Rabbi’s Reflections – Wednesday, June 10, 2020
Part 2 of the Shema. The complete Shema is really made up of 3 sections of Scripture: http://www.jewfaq.org/shemaref.htm
1. Deuteronomy 6:4-9
2. Deuteronomy 11:13-21
3. Numbers 15:37-41
For now, we are only going to focus on the first section. Let’s presume that you are able to master the six words of Deut 6:4 on your own. The first phrase of Deut 6:5 is “V’Ohavta Et Adonai(YHVH) Elohecha.” Those 4 words are all we are going to study today.
The first word has a Shoresh of “Aleph-Hay-Bet” meaning love. The verb is in the past tense, second person, singular (you have loved). The “Vav” is a converse that changes the tense into the future. The future tense, second person singular is always the command form, “You shall….” In this first word of Deut 6:5, V’Ohavta, “You shall love.”
Before we go on, we must define this command. What does it mean to love God? Love has to be more than an emotion or feeling. Our modern society actually throws this word around a lot. “I love my new i-phone” might be heard today.
Try this. It’s my effort, but I can tell you already it can be improved. “Love is having a heartfelt desire to foster the God-given destiny of another, in a preeminent manner that exceeds desire for self.” It might even be defined as desiring the God-given destiny of another to a degree that IS rewarding at a high level to self. Therefore, true love involves an intermingling of destiny. When we think of loving God, we connect to (our desire joins with His desire for) advancing His kingdom.
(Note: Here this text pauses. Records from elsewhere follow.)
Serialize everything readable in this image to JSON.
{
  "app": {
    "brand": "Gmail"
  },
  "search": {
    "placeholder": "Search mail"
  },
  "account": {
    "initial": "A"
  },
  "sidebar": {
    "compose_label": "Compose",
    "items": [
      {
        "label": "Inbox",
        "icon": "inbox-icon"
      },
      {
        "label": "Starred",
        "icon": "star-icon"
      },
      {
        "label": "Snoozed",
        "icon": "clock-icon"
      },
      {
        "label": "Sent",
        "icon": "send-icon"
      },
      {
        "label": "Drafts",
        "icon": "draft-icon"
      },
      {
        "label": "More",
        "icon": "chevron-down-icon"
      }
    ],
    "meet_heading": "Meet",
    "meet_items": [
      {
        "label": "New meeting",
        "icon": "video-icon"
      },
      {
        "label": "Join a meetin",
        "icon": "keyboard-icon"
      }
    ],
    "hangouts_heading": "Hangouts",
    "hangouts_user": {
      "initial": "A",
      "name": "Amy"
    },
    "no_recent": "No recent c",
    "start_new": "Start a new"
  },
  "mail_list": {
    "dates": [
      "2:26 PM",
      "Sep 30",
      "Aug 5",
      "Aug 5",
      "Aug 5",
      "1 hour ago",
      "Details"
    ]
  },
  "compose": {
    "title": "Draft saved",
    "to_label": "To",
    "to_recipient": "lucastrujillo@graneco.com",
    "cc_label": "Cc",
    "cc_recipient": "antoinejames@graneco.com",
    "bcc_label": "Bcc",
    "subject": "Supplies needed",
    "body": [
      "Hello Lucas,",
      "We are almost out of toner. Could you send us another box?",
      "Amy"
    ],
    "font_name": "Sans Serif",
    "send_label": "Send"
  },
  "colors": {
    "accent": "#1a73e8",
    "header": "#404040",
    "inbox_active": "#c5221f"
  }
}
The Hebrew word “Et” (aleph-tav) is made up of the first and last letters. The word itself has no meaning but is a grammatical convention to identify the direct object of the sentence which always immediately follows “Et.”
What follows is “Yud-Hay-Vav-Hay,” the name of God usually translated as “Lord” but in Hebrew the unspoken (ineffable) name of God, Yehovah. This is the one who is the object of our love.
The last word, “Elohecha” is another name for God, “Elohai.” The “Cha” at the end is a contraction of “L’cha” that means “to you.” Therefore, “Elohecha” means “your God.” Whose God? The object of our love is the God Who belongs to YOU, “your God.”
So the first phrase commands us, “You shall love the Lord, your God.” What follows tomorrow is an explanation of degree. How much shall we love God?
Memory Verse: Proverbs 29:18 Where there is no divine vision people cast off restraint, but blessed is the one who keeps Torah.
116 6/8 Monday: 2 Kings 17-18
117 6/9 Tuesday: 2 Kings 19-21
* 118 6/10 Wednesday: 2 Kings 22-23
119 6/11 Thursday: Jeremiah 1-3:5
120 6/12 Friday: Jeremiah 25; 29
Question of the day: What is wisdom?
Answer: Wisdom can be defined in many ways. Here is one of my favorites. “Wisdom is learning from someone else’s mistakes.” Young people seem to insist on always making their own mistakes. Why? Go ahead, learn the lessons of life, but (I ask humbly as a poor example) does it always have to be so hard? God is trying to shorten our learning curve by giving us His Word (of wisdom).
Josiah was a righteous king of Judah. Those who came before him and after him, quite the opposite. We have the same choice as those kings. Will we walk with God according to His righteous principles, like Josiah; or will we follow our own heart and own eyes after which we use to go astray, like the many other kings of Israel?
Numbers 15:39 It will be your own tzitzit (fringes)—so whenever you look at them, you will remember all the mitzvot (commandments) of Adonai and do them and not go spying out after your own hearts and your own eyes, prostituting yourselves. 40 This way you will remember and obey all My mitzvot and you will be holy to your God.
Yeshua put it this way… John 14:15 “If you love Me, you will keep My commandments. That’s not advice from the only wise God, it’s a commandment, but only the wise will obey Him. Solomon asked for wisdom and we should too.